NEW YORK (AP) — Panera reported a lower quarterly profit on Tuesday and cited the "unusually severe weather" for dampening sales at its bakery cafes.
The company, based in St. Louis, also lowered the top end of its profit and sales forecast for the year, sending shares down in after-market trading.
For the first three months of the year, Panera Bread Co. said sales at established locations edged up just 0.1 percent. A decline in transactions was barely offset by an increase in the average amount people spent per visit. Even when stripping out the impact of the weather and calendar shifts, Panera said guest counts declined by 1.3 percent to 1.8 percent.
The decline comes as Panera works to overhaul the way its cafes operate. CEO Ron Shaich has conceded that the system for ordering and picking up food at a nearby counter can be like a chaotic "mosh pit." To change that, the company plans to roll out a format called "Panera 2.0" at its cafes that includes mobile ordering and a streamlined pickup process for to-go orders.
But it's too soon to tell whether the efforts will pay off in an industry that remains highly competitive.

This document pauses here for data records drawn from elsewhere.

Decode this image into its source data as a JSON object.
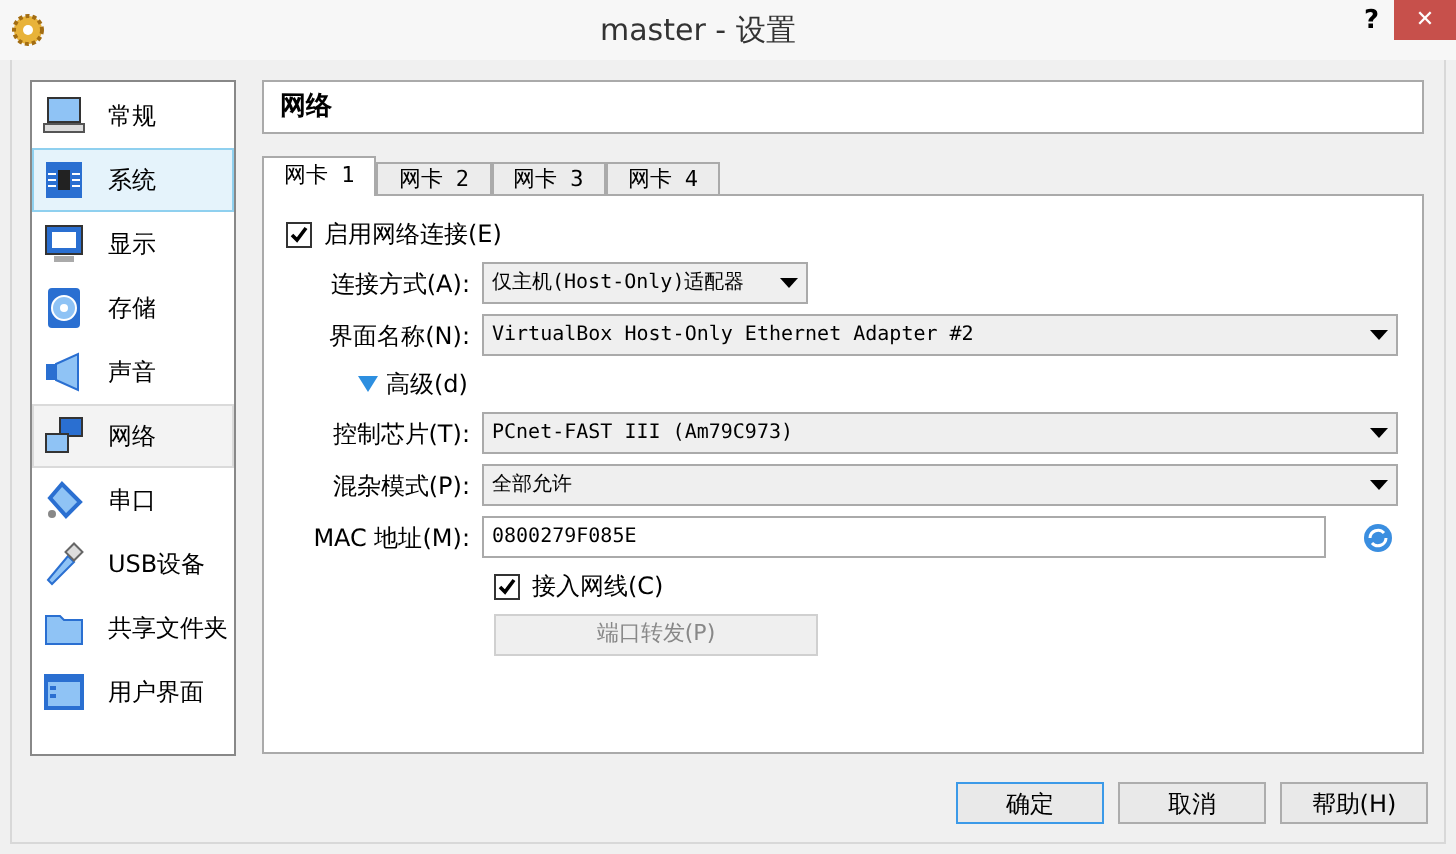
{
  "window": {
    "title": "master - 设置",
    "help": "?",
    "close": "✕"
  },
  "sidebar": {
    "items": [
      {
        "label": "常规",
        "selected": false,
        "hovered": false
      },
      {
        "label": "系统",
        "selected": false,
        "hovered": true
      },
      {
        "label": "显示",
        "selected": false,
        "hovered": false
      },
      {
        "label": "存储",
        "selected": false,
        "hovered": false
      },
      {
        "label": "声音",
        "selected": false,
        "hovered": false
      },
      {
        "label": "网络",
        "selected": true,
        "hovered": false
      },
      {
        "label": "串口",
        "selected": false,
        "hovered": false
      },
      {
        "label": "USB设备",
        "selected": false,
        "hovered": false
      },
      {
        "label": "共享文件夹",
        "selected": false,
        "hovered": false
      },
      {
        "label": "用户界面",
        "selected": false,
        "hovered": false
      }
    ]
  },
  "page_title": "网络",
  "tabs": [
    {
      "label": "网卡 1",
      "selected": true
    },
    {
      "label": "网卡 2",
      "selected": false
    },
    {
      "label": "网卡 3",
      "selected": false
    },
    {
      "label": "网卡 4",
      "selected": false
    }
  ],
  "enable": {
    "label": "启用网络连接(E)",
    "checked": true
  },
  "fields": [
    {
      "kind": "combo",
      "label": "连接方式(A):",
      "value": "仅主机(Host-Only)适配器",
      "wide": false
    },
    {
      "kind": "combo",
      "label": "界面名称(N):",
      "value": "VirtualBox Host-Only Ethernet Adapter #2",
      "wide": true
    },
    {
      "kind": "toggle",
      "label": "高级(d)",
      "expanded": true
    },
    {
      "kind": "combo",
      "label": "控制芯片(T):",
      "value": "PCnet-FAST III (Am79C973)",
      "wide": true
    },
    {
      "kind": "combo",
      "label": "混杂模式(P):",
      "value": "全部允许",
      "wide": true
    },
    {
      "kind": "text",
      "label": "MAC 地址(M):",
      "value": "0800279F085E"
    },
    {
      "kind": "check",
      "label": "接入网线(C)",
      "checked": true
    },
    {
      "kind": "button",
      "label": "端口转发(P)",
      "disabled": true
    }
  ],
  "buttons": [
    {
      "label": "确定",
      "default": true
    },
    {
      "label": "取消",
      "default": false
    },
    {
      "label": "帮助(H)",
      "default": false
    }
  ]
}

The company earned $42.4 million, or $1.55 per share, for the first quarter. That topped the $1.52 per share Wall Street expected. A year ago, the company earned $48.1 million, or $1.64 per share.

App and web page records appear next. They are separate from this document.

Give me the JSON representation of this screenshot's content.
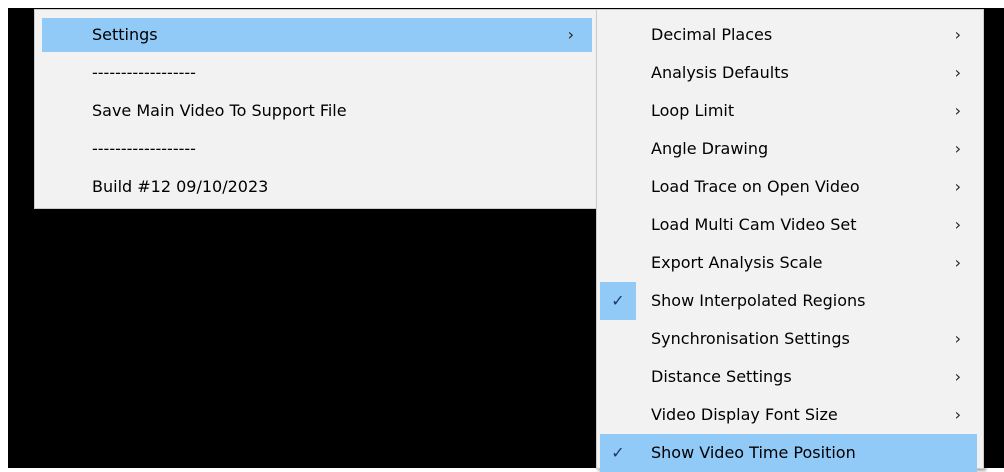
{
  "parent_menu": {
    "items": [
      {
        "label": "Settings",
        "submenu": true,
        "highlighted": true
      },
      {
        "label": "------------------",
        "submenu": false,
        "highlighted": false
      },
      {
        "label": "Save Main Video To Support File",
        "submenu": false,
        "highlighted": false
      },
      {
        "label": "------------------",
        "submenu": false,
        "highlighted": false
      },
      {
        "label": "Build #12 09/10/2023",
        "submenu": false,
        "highlighted": false
      }
    ],
    "submenu_arrow": "›"
  },
  "settings_submenu": {
    "items": [
      {
        "label": "Decimal Places",
        "submenu": true,
        "checked": false,
        "highlighted": false
      },
      {
        "label": "Analysis Defaults",
        "submenu": true,
        "checked": false,
        "highlighted": false
      },
      {
        "label": "Loop Limit",
        "submenu": true,
        "checked": false,
        "highlighted": false
      },
      {
        "label": "Angle Drawing",
        "submenu": true,
        "checked": false,
        "highlighted": false
      },
      {
        "label": "Load Trace on Open Video",
        "submenu": true,
        "checked": false,
        "highlighted": false
      },
      {
        "label": "Load Multi Cam Video Set",
        "submenu": true,
        "checked": false,
        "highlighted": false
      },
      {
        "label": "Export Analysis Scale",
        "submenu": true,
        "checked": false,
        "highlighted": false
      },
      {
        "label": "Show Interpolated Regions",
        "submenu": false,
        "checked": true,
        "highlighted": false
      },
      {
        "label": "Synchronisation Settings",
        "submenu": true,
        "checked": false,
        "highlighted": false
      },
      {
        "label": "Distance Settings",
        "submenu": true,
        "checked": false,
        "highlighted": false
      },
      {
        "label": "Video Display Font Size",
        "submenu": true,
        "checked": false,
        "highlighted": false
      },
      {
        "label": "Show Video Time Position",
        "submenu": false,
        "checked": true,
        "highlighted": true
      }
    ],
    "check_glyph": "✓",
    "submenu_arrow": "›"
  },
  "colors": {
    "menu_background": "#f2f2f2",
    "highlight": "#91c9f7",
    "backdrop": "#000000"
  }
}
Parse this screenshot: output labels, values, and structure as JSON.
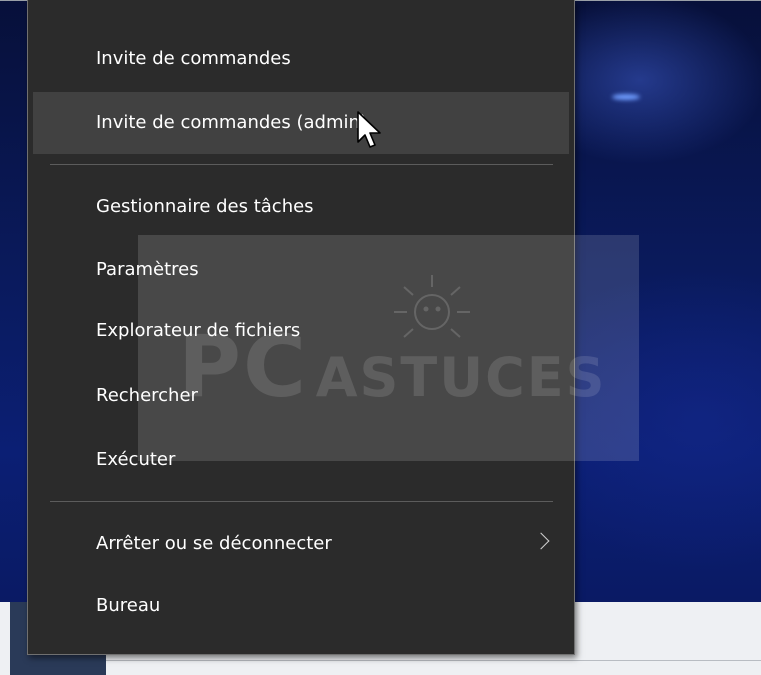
{
  "menu": {
    "items": [
      {
        "label": "Invite de commandes"
      },
      {
        "label": "Invite de commandes (admin)"
      },
      {
        "label": "Gestionnaire des tâches"
      },
      {
        "label": "Paramètres"
      },
      {
        "label": "Explorateur de fichiers"
      },
      {
        "label": "Rechercher"
      },
      {
        "label": "Exécuter"
      },
      {
        "label": "Arrêter ou se déconnecter",
        "submenu": true
      },
      {
        "label": "Bureau"
      }
    ],
    "hovered_item": "Invite de commandes (admin)",
    "colors": {
      "background": "#2b2b2b",
      "highlight": "#414141",
      "text": "#ffffff"
    }
  },
  "watermark": {
    "brand_pc": "PC",
    "brand_astuces": "ASTUCES"
  },
  "icons": {
    "submenu_arrow": "chevron-right-icon",
    "pointer": "mouse-cursor-icon"
  }
}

Revenue rose to $605.3 million, above the $597.4 million analysts expected, according to FactSet. Operating margin declined as the company invested in improving its operations and increased marketing spending.

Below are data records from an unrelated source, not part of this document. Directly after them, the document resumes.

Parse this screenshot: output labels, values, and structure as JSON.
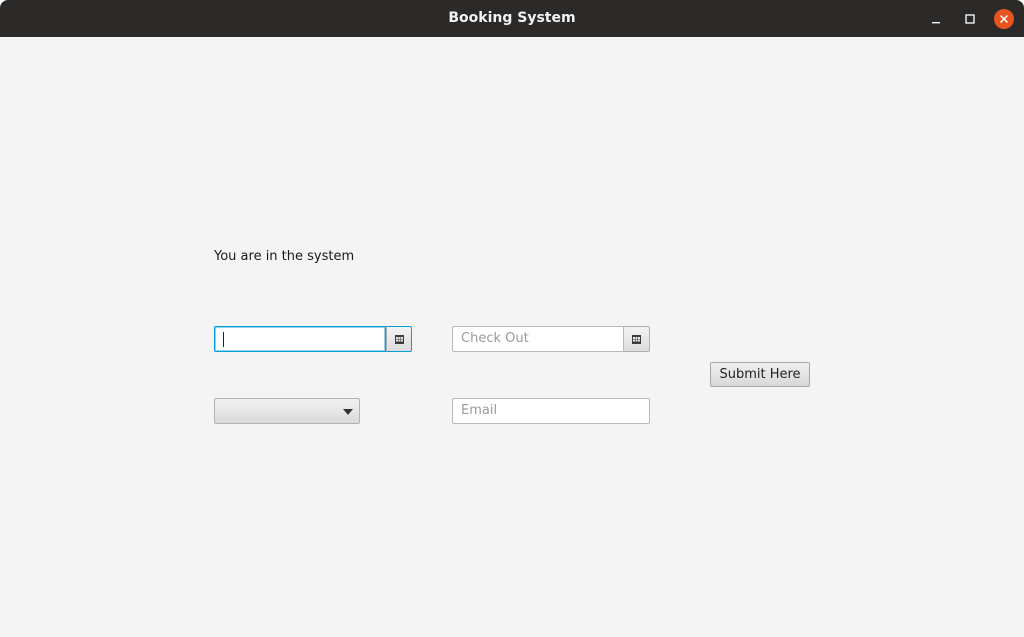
{
  "window": {
    "title": "Booking System"
  },
  "titlebar_buttons": {
    "minimize_icon": "minimize-icon",
    "maximize_icon": "maximize-icon",
    "close_icon": "close-icon",
    "close_color": "#e95420"
  },
  "form": {
    "status_text": "You are in the system",
    "check_in": {
      "value": "",
      "placeholder": "",
      "icon": "calendar-icon"
    },
    "check_out": {
      "value": "",
      "placeholder": "Check Out",
      "icon": "calendar-icon"
    },
    "combo": {
      "selected": "",
      "icon": "chevron-down-icon"
    },
    "email": {
      "value": "",
      "placeholder": "Email"
    },
    "submit_label": "Submit Here"
  },
  "colors": {
    "focus_accent": "#039ed3",
    "background": "#f4f4f4",
    "titlebar": "#2b2a29"
  }
}
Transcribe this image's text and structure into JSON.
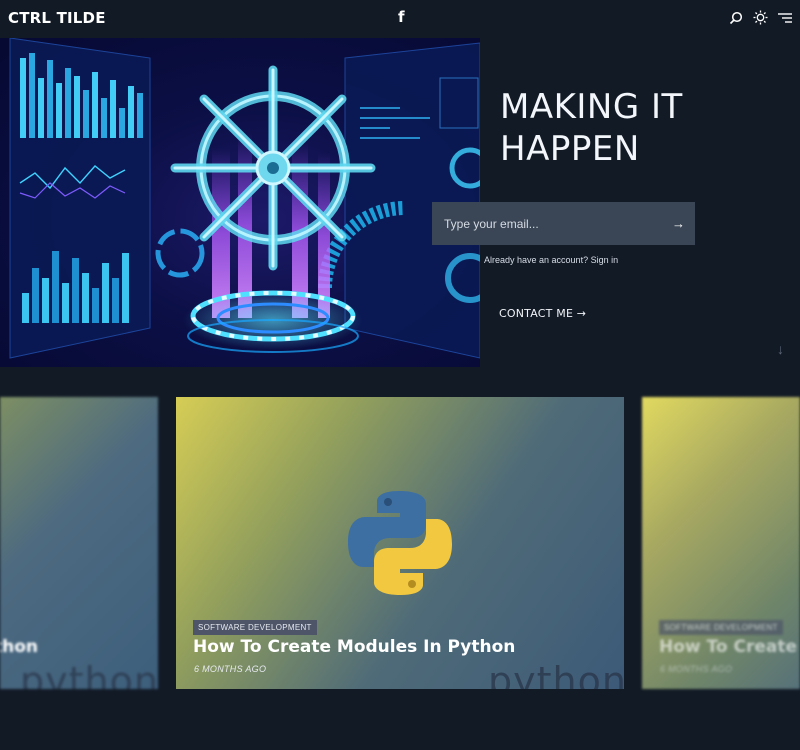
{
  "brand": {
    "logo": "CTRL TILDE"
  },
  "header": {
    "social_label": "f",
    "icons": [
      "search-icon",
      "sun-icon",
      "menu-icon"
    ]
  },
  "hero": {
    "title": "MAKING IT HAPPEN",
    "email_placeholder": "Type your email...",
    "submit_arrow": "→",
    "account_text": "Already have an account? Sign in",
    "contact_label": "CONTACT ME →",
    "scroll_arrow": "↓"
  },
  "cards": {
    "left": {
      "title": "thon",
      "watermark": "python"
    },
    "main": {
      "tag": "SOFTWARE DEVELOPMENT",
      "title": "How To Create Modules In Python",
      "date": "6 MONTHS AGO",
      "watermark": "python"
    },
    "right": {
      "tag": "SOFTWARE DEVELOPMENT",
      "title": "How To Create M",
      "date": "6 MONTHS AGO"
    }
  },
  "colors": {
    "background": "#121a26",
    "input_bg": "#3a4656",
    "python_blue": "#3d6fa3",
    "python_yellow": "#f1c840"
  }
}
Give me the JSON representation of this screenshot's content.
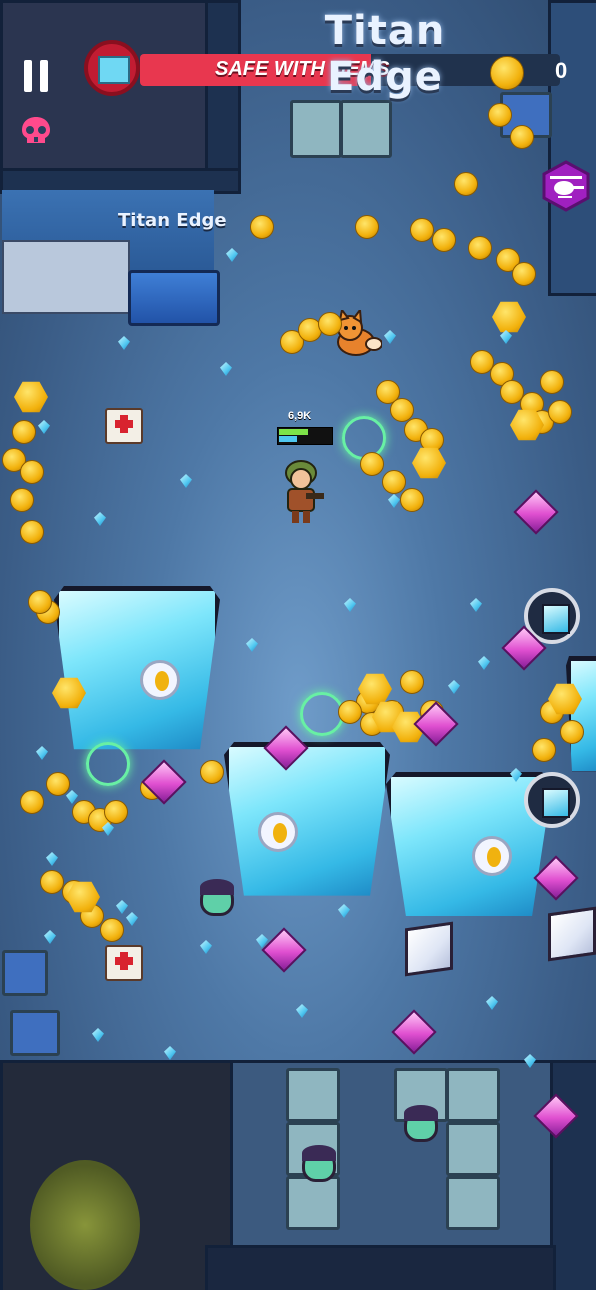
{
  "hud": {
    "title": "Titan Edge",
    "banner_text": "SAFE WITH GEMS",
    "gem_count": "0",
    "pause_icon": "pause-icon",
    "skull_icon": "skull-icon",
    "helicopter_icon": "helicopter-icon",
    "portal_icon": "crystal-portal-icon"
  },
  "player": {
    "power_label": "6,9K",
    "health_fraction": 0.55,
    "shield_fraction": 0.35
  },
  "poster": {
    "title": "Titan Edge"
  },
  "colors": {
    "banner_red": "#e8374f",
    "hud_dark": "#20324d",
    "coin_gold": "#f2b10c",
    "gem_blue": "#4fc7f0",
    "gem_pink": "#e04fd0",
    "crystal_cyan": "#7ee6fb",
    "skull_pink": "#ff4a8c",
    "heli_purple": "#a020c0"
  },
  "pickups": {
    "coin_icon": "gold-coin-icon",
    "gem_icon": "blue-gem-icon",
    "purple_gem_icon": "purple-gem-icon",
    "medkit_icon": "medkit-icon"
  }
}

Panera now expects sales at established company-owned cafes to rise 2 percent to 3.5 percent, instead of the 2 percent to 4 percent growth it previously forecast.
Earnings for the full year are expected to be between $6.80 and $7 per share. Previously, the company had forecast between $6.80 and $7.05 per share. Analysts expect $6.93 per share.
Panera, which has about 1,800 locations, said sales at its company-owned locations were up about 0.4 percent for the first 27 days of the current quarter.
Its stock fell more than 5 percent to $155 in after-hours trading.